Many only know of its existence due to the infamous crossover with Power Rangers in Space, but the show did have its good qualities, and was actually a bit better than what was seen in said crossover. Among other things, it was perhaps one of the first major branches of the franchise to differentiate the four Turtles, as well as change up their weapons and gear. It started Raph on his biking kick (unless the Mirage comic did it first), and had a varied cast of villains who weren’t the Shredder.
Foremost among these was the new head villain, Dragon Lord. The leader of all dragons, he comes from a time when dragons ruled the Earth, only to recently returning through the mystical manipulation of Splinter from the dimension to which he and his Rank army of dragon ninja soldiers had been exiled for eons by a Shinobi Shaman.
Unfamiliar with the nature of mutations, he became intrigued by the existence of our four five extraordinary Ninja Turtles, and desires the power they possess.
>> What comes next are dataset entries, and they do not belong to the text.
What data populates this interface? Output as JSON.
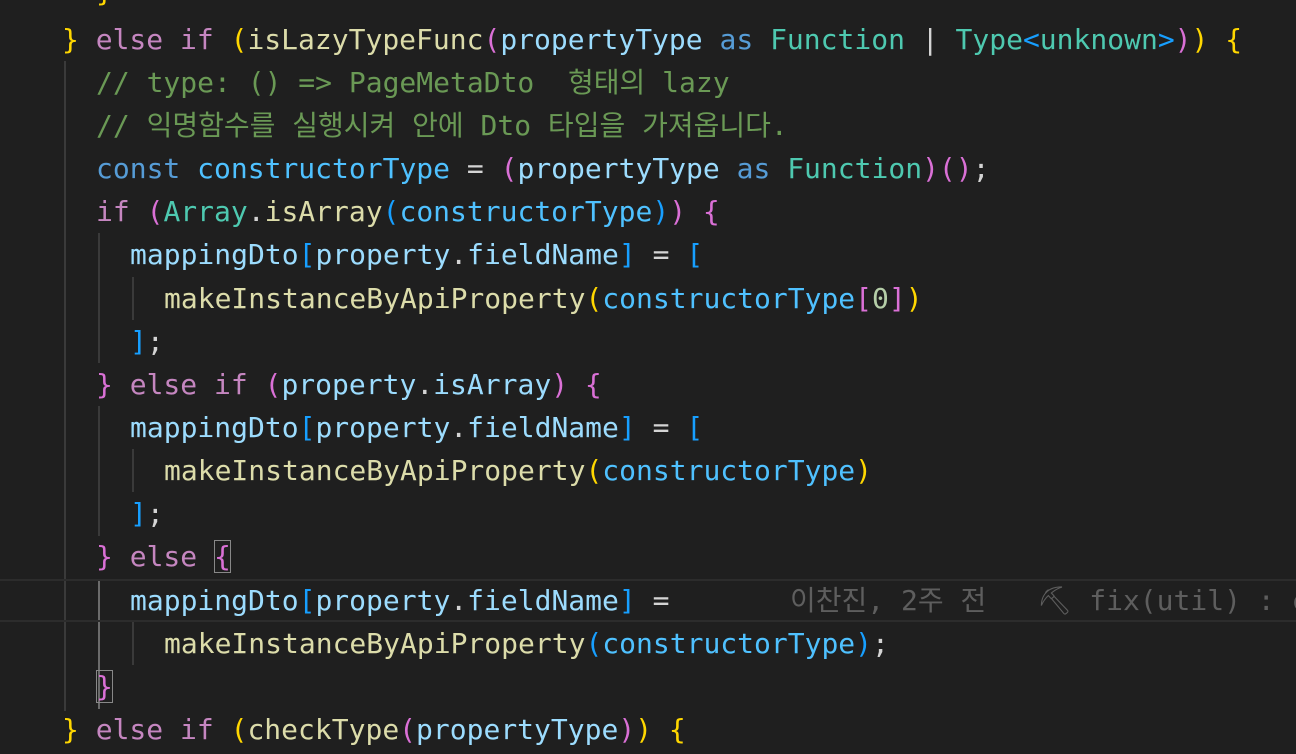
{
  "editor": {
    "lines": [
      {
        "tokens": [
          {
            "t": "}",
            "c": "tok-b1"
          },
          {
            "t": " ",
            "c": "tok-plain"
          },
          {
            "t": "else",
            "c": "tok-kw"
          },
          {
            "t": " ",
            "c": "tok-plain"
          },
          {
            "t": "if",
            "c": "tok-kw"
          },
          {
            "t": " ",
            "c": "tok-plain"
          },
          {
            "t": "(",
            "c": "tok-b1"
          },
          {
            "t": "isLazyTypeFunc",
            "c": "tok-fn"
          },
          {
            "t": "(",
            "c": "tok-b2"
          },
          {
            "t": "propertyType",
            "c": "tok-var"
          },
          {
            "t": " ",
            "c": "tok-plain"
          },
          {
            "t": "as",
            "c": "tok-decl"
          },
          {
            "t": " ",
            "c": "tok-plain"
          },
          {
            "t": "Function",
            "c": "tok-type"
          },
          {
            "t": " ",
            "c": "tok-plain"
          },
          {
            "t": "|",
            "c": "tok-plain"
          },
          {
            "t": " ",
            "c": "tok-plain"
          },
          {
            "t": "Type",
            "c": "tok-type"
          },
          {
            "t": "<",
            "c": "tok-b3"
          },
          {
            "t": "unknown",
            "c": "tok-tp"
          },
          {
            "t": ">",
            "c": "tok-b3"
          },
          {
            "t": ")",
            "c": "tok-b2"
          },
          {
            "t": ")",
            "c": "tok-b1"
          },
          {
            "t": " ",
            "c": "tok-plain"
          },
          {
            "t": "{",
            "c": "tok-b1"
          }
        ]
      },
      {
        "tokens": [
          {
            "t": "// type: () => PageMetaDto  형태의 lazy",
            "c": "tok-cmt"
          }
        ]
      },
      {
        "tokens": [
          {
            "t": "// 익명함수를 실행시켜 안에 Dto 타입을 가져옵니다.",
            "c": "tok-cmt"
          }
        ]
      },
      {
        "tokens": [
          {
            "t": "const",
            "c": "tok-decl"
          },
          {
            "t": " ",
            "c": "tok-plain"
          },
          {
            "t": "constructorType",
            "c": "tok-const"
          },
          {
            "t": " ",
            "c": "tok-plain"
          },
          {
            "t": "=",
            "c": "tok-plain"
          },
          {
            "t": " ",
            "c": "tok-plain"
          },
          {
            "t": "(",
            "c": "tok-b2"
          },
          {
            "t": "propertyType",
            "c": "tok-var"
          },
          {
            "t": " ",
            "c": "tok-plain"
          },
          {
            "t": "as",
            "c": "tok-decl"
          },
          {
            "t": " ",
            "c": "tok-plain"
          },
          {
            "t": "Function",
            "c": "tok-type"
          },
          {
            "t": ")",
            "c": "tok-b2"
          },
          {
            "t": "(",
            "c": "tok-b2"
          },
          {
            "t": ")",
            "c": "tok-b2"
          },
          {
            "t": ";",
            "c": "tok-plain"
          }
        ]
      },
      {
        "tokens": [
          {
            "t": "if",
            "c": "tok-kw"
          },
          {
            "t": " ",
            "c": "tok-plain"
          },
          {
            "t": "(",
            "c": "tok-b2"
          },
          {
            "t": "Array",
            "c": "tok-type"
          },
          {
            "t": ".",
            "c": "tok-plain"
          },
          {
            "t": "isArray",
            "c": "tok-fn"
          },
          {
            "t": "(",
            "c": "tok-b3"
          },
          {
            "t": "constructorType",
            "c": "tok-const"
          },
          {
            "t": ")",
            "c": "tok-b3"
          },
          {
            "t": ")",
            "c": "tok-b2"
          },
          {
            "t": " ",
            "c": "tok-plain"
          },
          {
            "t": "{",
            "c": "tok-b2"
          }
        ]
      },
      {
        "tokens": [
          {
            "t": "mappingDto",
            "c": "tok-var"
          },
          {
            "t": "[",
            "c": "tok-b3"
          },
          {
            "t": "property",
            "c": "tok-var"
          },
          {
            "t": ".",
            "c": "tok-plain"
          },
          {
            "t": "fieldName",
            "c": "tok-prop"
          },
          {
            "t": "]",
            "c": "tok-b3"
          },
          {
            "t": " ",
            "c": "tok-plain"
          },
          {
            "t": "=",
            "c": "tok-plain"
          },
          {
            "t": " ",
            "c": "tok-plain"
          },
          {
            "t": "[",
            "c": "tok-b3"
          }
        ]
      },
      {
        "tokens": [
          {
            "t": "makeInstanceByApiProperty",
            "c": "tok-fn"
          },
          {
            "t": "(",
            "c": "tok-b1"
          },
          {
            "t": "constructorType",
            "c": "tok-const"
          },
          {
            "t": "[",
            "c": "tok-b2"
          },
          {
            "t": "0",
            "c": "tok-num"
          },
          {
            "t": "]",
            "c": "tok-b2"
          },
          {
            "t": ")",
            "c": "tok-b1"
          }
        ]
      },
      {
        "tokens": [
          {
            "t": "]",
            "c": "tok-b3"
          },
          {
            "t": ";",
            "c": "tok-plain"
          }
        ]
      },
      {
        "tokens": [
          {
            "t": "}",
            "c": "tok-b2"
          },
          {
            "t": " ",
            "c": "tok-plain"
          },
          {
            "t": "else",
            "c": "tok-kw"
          },
          {
            "t": " ",
            "c": "tok-plain"
          },
          {
            "t": "if",
            "c": "tok-kw"
          },
          {
            "t": " ",
            "c": "tok-plain"
          },
          {
            "t": "(",
            "c": "tok-b2"
          },
          {
            "t": "property",
            "c": "tok-var"
          },
          {
            "t": ".",
            "c": "tok-plain"
          },
          {
            "t": "isArray",
            "c": "tok-prop"
          },
          {
            "t": ")",
            "c": "tok-b2"
          },
          {
            "t": " ",
            "c": "tok-plain"
          },
          {
            "t": "{",
            "c": "tok-b2"
          }
        ]
      },
      {
        "tokens": [
          {
            "t": "mappingDto",
            "c": "tok-var"
          },
          {
            "t": "[",
            "c": "tok-b3"
          },
          {
            "t": "property",
            "c": "tok-var"
          },
          {
            "t": ".",
            "c": "tok-plain"
          },
          {
            "t": "fieldName",
            "c": "tok-prop"
          },
          {
            "t": "]",
            "c": "tok-b3"
          },
          {
            "t": " ",
            "c": "tok-plain"
          },
          {
            "t": "=",
            "c": "tok-plain"
          },
          {
            "t": " ",
            "c": "tok-plain"
          },
          {
            "t": "[",
            "c": "tok-b3"
          }
        ]
      },
      {
        "tokens": [
          {
            "t": "makeInstanceByApiProperty",
            "c": "tok-fn"
          },
          {
            "t": "(",
            "c": "tok-b1"
          },
          {
            "t": "constructorType",
            "c": "tok-const"
          },
          {
            "t": ")",
            "c": "tok-b1"
          }
        ]
      },
      {
        "tokens": [
          {
            "t": "]",
            "c": "tok-b3"
          },
          {
            "t": ";",
            "c": "tok-plain"
          }
        ]
      },
      {
        "tokens": [
          {
            "t": "}",
            "c": "tok-b2"
          },
          {
            "t": " ",
            "c": "tok-plain"
          },
          {
            "t": "else",
            "c": "tok-kw"
          },
          {
            "t": " ",
            "c": "tok-plain"
          },
          {
            "t": "{",
            "c": "tok-b2",
            "match": true
          }
        ]
      },
      {
        "tokens": [
          {
            "t": "mappingDto",
            "c": "tok-var"
          },
          {
            "t": "[",
            "c": "tok-b3"
          },
          {
            "t": "property",
            "c": "tok-var"
          },
          {
            "t": ".",
            "c": "tok-plain"
          },
          {
            "t": "fieldName",
            "c": "tok-prop"
          },
          {
            "t": "]",
            "c": "tok-b3"
          },
          {
            "t": " ",
            "c": "tok-plain"
          },
          {
            "t": "=",
            "c": "tok-plain"
          }
        ]
      },
      {
        "tokens": [
          {
            "t": "makeInstanceByApiProperty",
            "c": "tok-fn"
          },
          {
            "t": "(",
            "c": "tok-b3"
          },
          {
            "t": "constructorType",
            "c": "tok-const"
          },
          {
            "t": ")",
            "c": "tok-b3"
          },
          {
            "t": ";",
            "c": "tok-plain"
          }
        ]
      },
      {
        "tokens": [
          {
            "t": "}",
            "c": "tok-b2",
            "match": true
          }
        ]
      },
      {
        "tokens": [
          {
            "t": "}",
            "c": "tok-b1"
          },
          {
            "t": " ",
            "c": "tok-plain"
          },
          {
            "t": "else",
            "c": "tok-kw"
          },
          {
            "t": " ",
            "c": "tok-plain"
          },
          {
            "t": "if",
            "c": "tok-kw"
          },
          {
            "t": " ",
            "c": "tok-plain"
          },
          {
            "t": "(",
            "c": "tok-b1"
          },
          {
            "t": "checkType",
            "c": "tok-fn"
          },
          {
            "t": "(",
            "c": "tok-b2"
          },
          {
            "t": "propertyType",
            "c": "tok-var"
          },
          {
            "t": ")",
            "c": "tok-b2"
          },
          {
            "t": ")",
            "c": "tok-b1"
          },
          {
            "t": " ",
            "c": "tok-plain"
          },
          {
            "t": "{",
            "c": "tok-b1"
          }
        ]
      }
    ],
    "blame": {
      "author": "이찬진",
      "age": "2주 전",
      "separator": "•",
      "icon": "hammer-icon",
      "message": "fix(util) : c"
    }
  }
}
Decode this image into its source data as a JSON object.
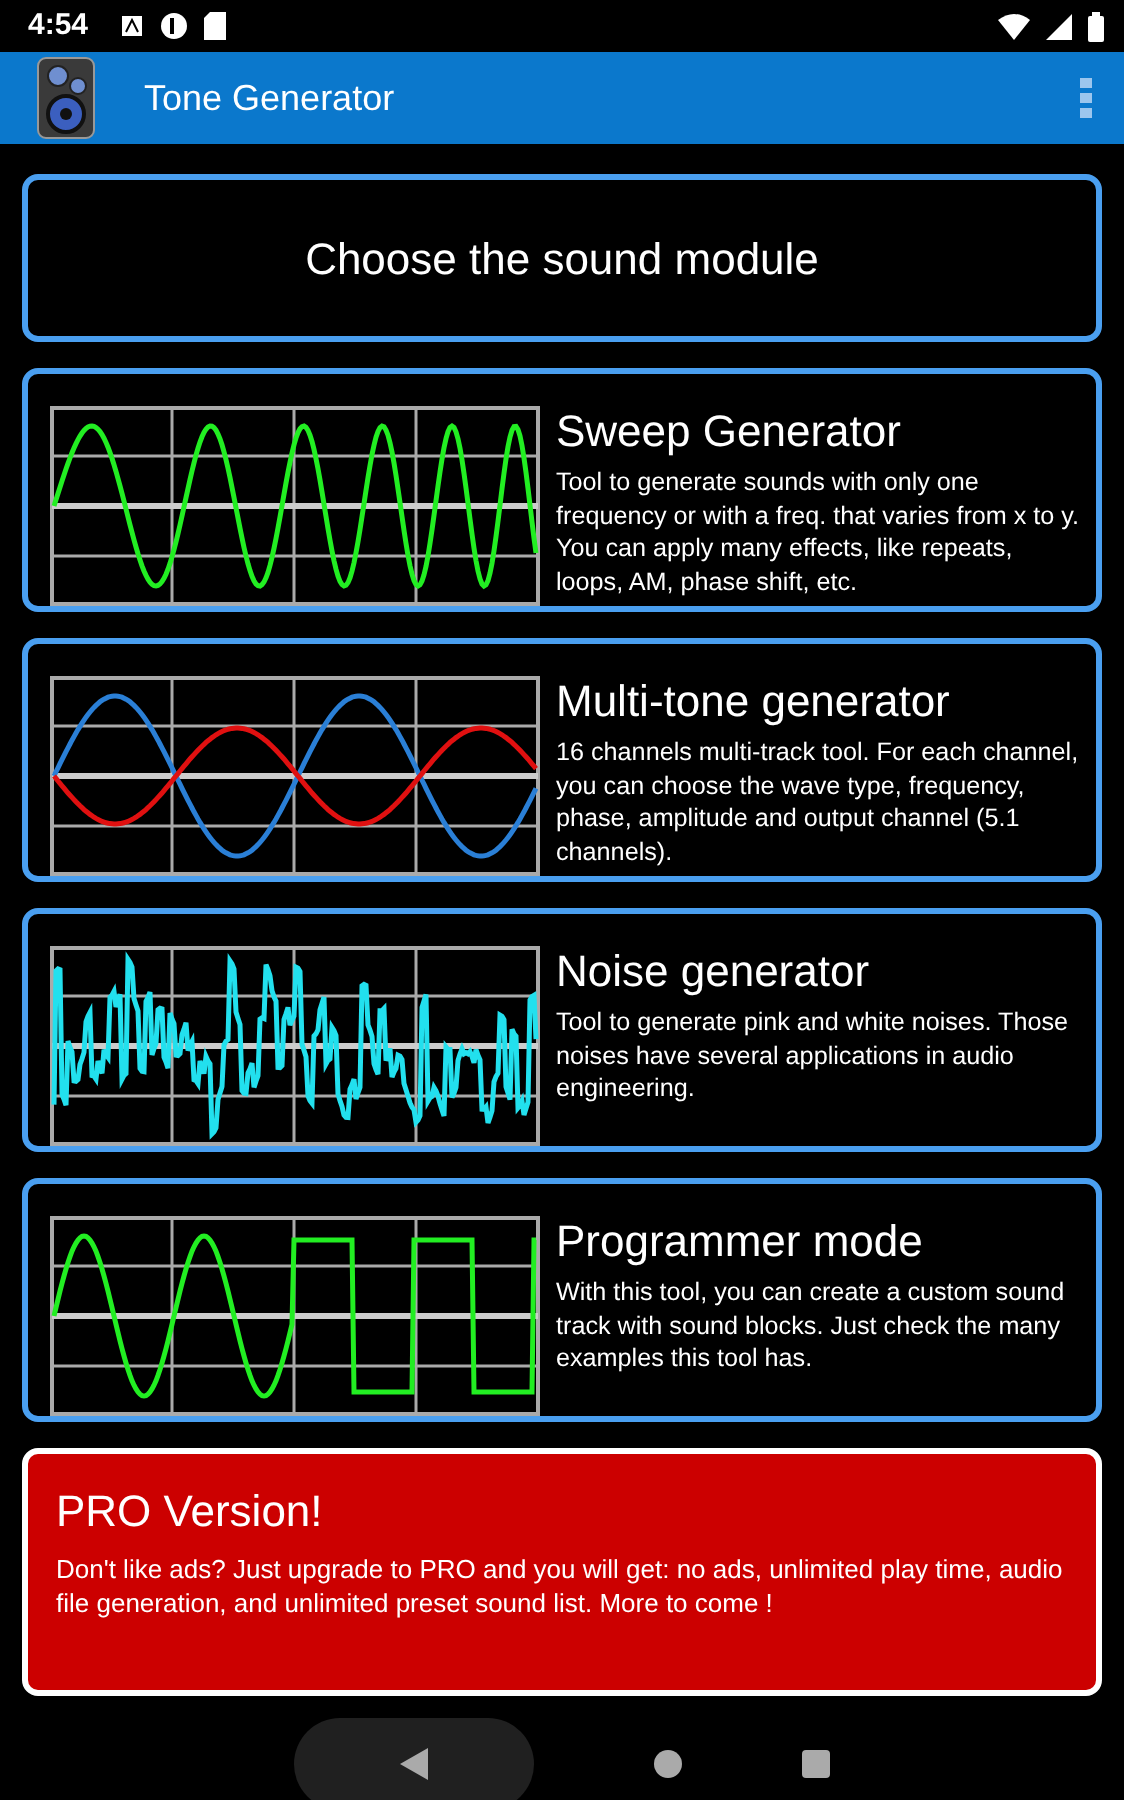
{
  "status_bar": {
    "time": "4:54"
  },
  "app_bar": {
    "title": "Tone Generator"
  },
  "header": {
    "title": "Choose the sound module"
  },
  "modules": [
    {
      "kind": "sweep",
      "title": "Sweep Generator",
      "description": "Tool to generate sounds with only one frequency or with a freq. that varies from x to y. You can apply many effects, like repeats, loops, AM, phase shift, etc."
    },
    {
      "kind": "multitone",
      "title": "Multi-tone generator",
      "description": "16 channels multi-track tool. For each channel, you can choose the wave type, frequency, phase, amplitude and output channel (5.1 channels)."
    },
    {
      "kind": "noise",
      "title": "Noise generator",
      "description": "Tool to generate pink and white noises. Those noises have several applications in audio engineering."
    },
    {
      "kind": "program",
      "title": "Programmer mode",
      "description": "With this tool, you can create a custom sound track with sound blocks. Just check the many examples this tool has."
    }
  ],
  "pro": {
    "title": "PRO Version!",
    "description": "Don't like ads? Just upgrade to PRO and you will get: no ads, unlimited play time, audio file generation, and unlimited preset sound list. More to come !"
  }
}
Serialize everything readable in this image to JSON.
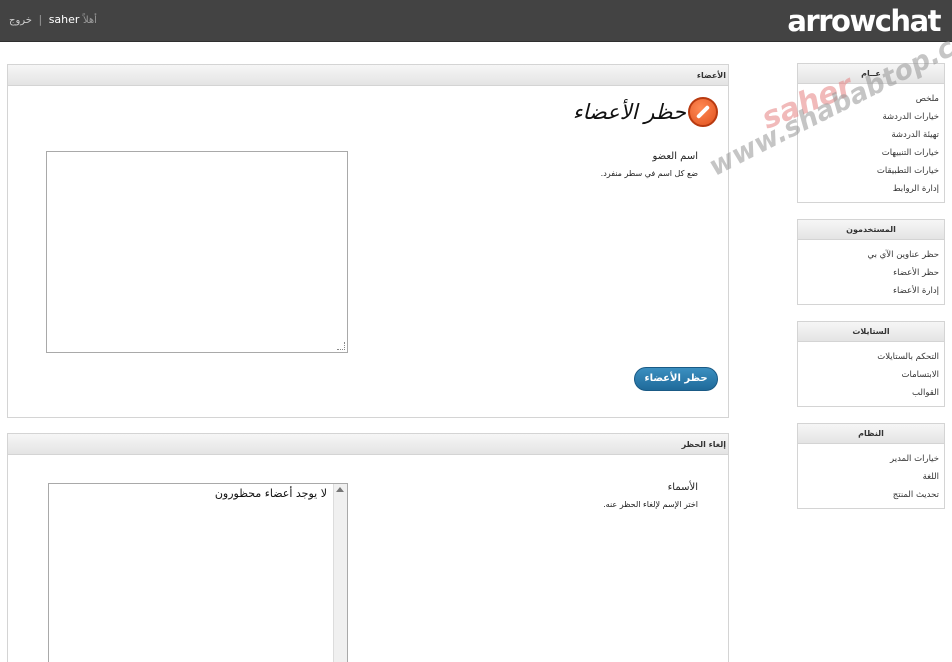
{
  "header": {
    "logo": "arrowchat",
    "greeting": "أهلاً",
    "username": "saher",
    "separator": "|",
    "logout": "خروج"
  },
  "sidebar": {
    "general": {
      "title": "عــام",
      "items": [
        "ملخص",
        "خيارات الدردشة",
        "تهيئة الدردشة",
        "خيارات التنبيهات",
        "خيارات التطبيقات",
        "إدارة الروابط"
      ]
    },
    "users": {
      "title": "المستخدمون",
      "items": [
        "حظر عناوين الآي بي",
        "حظر الأعضاء",
        "إدارة الأعضاء"
      ]
    },
    "styles": {
      "title": "الستايلات",
      "items": [
        "التحكم بالستايلات",
        "الابتسامات",
        "القوالب"
      ]
    },
    "system": {
      "title": "النظام",
      "items": [
        "خيارات المدير",
        "اللغة",
        "تحديث المنتج"
      ]
    }
  },
  "members_panel": {
    "header": "الأعضاء",
    "page_title": "حظر الأعضاء",
    "field_label": "اسم العضو",
    "field_help": "ضع كل اسم في سطر منفرد.",
    "button": "حظر الأعضاء"
  },
  "unban_panel": {
    "header": "إلغاء الحظر",
    "field_label": "الأسماء",
    "field_help": "اختر الإسم لإلغاء الحظر عنه.",
    "list_item": "لا يوجد أعضاء محظورون"
  },
  "watermark": {
    "name": "saher",
    "site": "www.shababtop.com"
  },
  "colors": {
    "topbar": "#434343",
    "button": "#2a7db0",
    "icon": "#e0501c"
  },
  "icons": {
    "ban": "ban-icon",
    "resize": "resize-grip-icon",
    "scroll_up": "scroll-up-icon"
  }
}
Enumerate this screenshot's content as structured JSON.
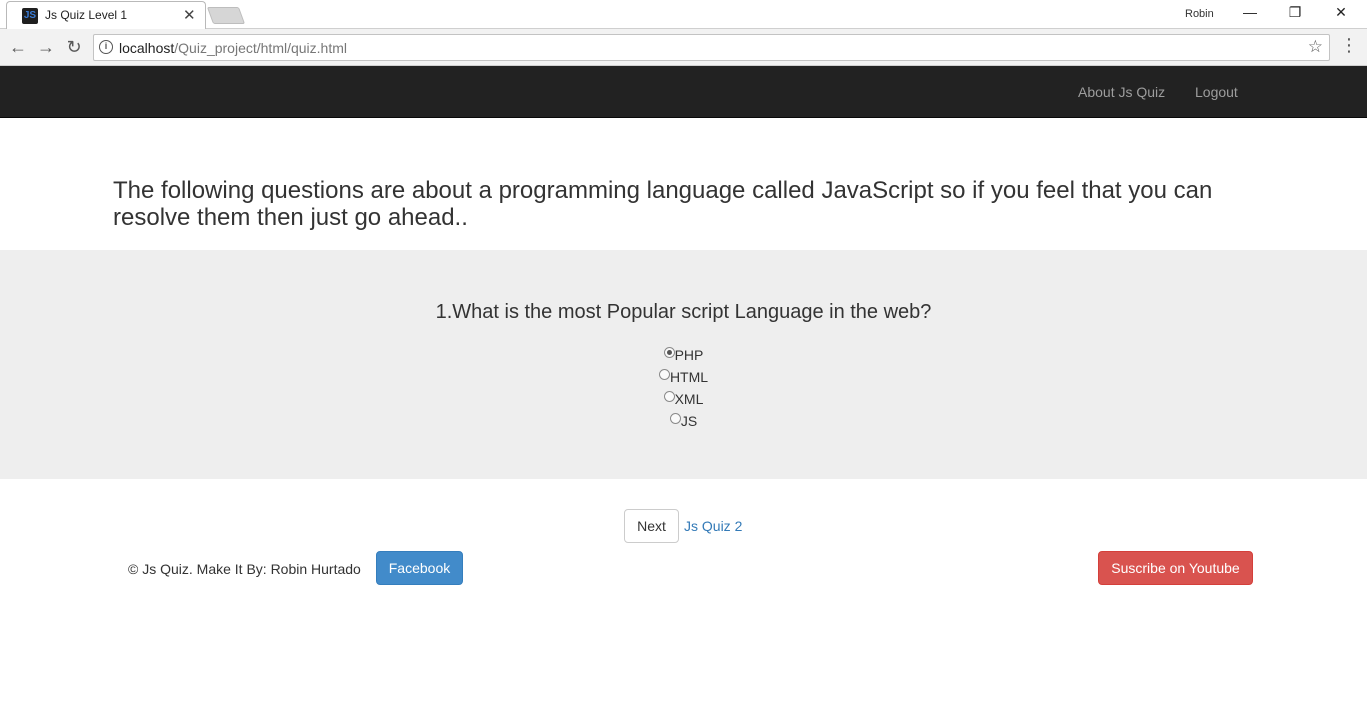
{
  "browser": {
    "tab_title": "Js Quiz Level 1",
    "favicon_text": "JS",
    "profile_name": "Robin",
    "url_host": "localhost",
    "url_path": "/Quiz_project/html/quiz.html"
  },
  "navbar": {
    "links": [
      "About Js Quiz",
      "Logout"
    ]
  },
  "intro_text": "The following questions are about a programming language called JavaScript so if you feel that you can resolve them then just go ahead..",
  "quiz": {
    "question": "1.What is the most Popular script Language in the web?",
    "options": [
      {
        "label": "PHP",
        "selected": true
      },
      {
        "label": "HTML",
        "selected": false
      },
      {
        "label": "XML",
        "selected": false
      },
      {
        "label": "JS",
        "selected": false
      }
    ]
  },
  "actions": {
    "next_label": "Next",
    "quiz2_link": "Js Quiz 2"
  },
  "footer": {
    "copyright": "© Js Quiz. Make It By: Robin Hurtado",
    "facebook_label": "Facebook",
    "youtube_label": "Suscribe on Youtube"
  },
  "colors": {
    "navbar_bg": "#222222",
    "jumbotron_bg": "#eeeeee",
    "facebook_btn": "#428bca",
    "youtube_btn": "#d9534f",
    "link": "#337ab7"
  }
}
And to get it?
He intended to eat them for it, thus allowing him to take his “rightful place” as the ruler of our world. Tell me that’s not savagely badass.
Unfortunately, like many things, Next Mutation didn’t play the character to his fullest potential. He was easily enraged and massively strong, often requiring at least four of the Turtles to take him down (those being his good points), but also played for laughs, thanks in part to his unfamiliarity with our world, and other times due to other elements, including his less-enjoyable sidekick, Wick– a Muppet reject of a dragon.
While I don’t really care if Nick or IDW decide to do anything with the likes of Venus or the other Next Mutation stuff, Dragon Lord is just too good to be wasted, and fits rather well with the whole TMNT world… perhaps too well to be left out. And hey, he might even be a good way to put the aforementioned Mystic Turtles stuff to good use!
Full disclosure: Yeah, I kind of dig dragons anyway, including their other uses in the franchise– but nonetheless, I stand by this regardless. Dragon Lord is good material, and the very reason I rank him so high is because he’s also the one I fear most likely to be overlooked due to his series of origin.
And that’s it! The journey is just beginning, so it should be fun to see how much of this comes to pass thanks to IDW, to Nickelodeon, or both!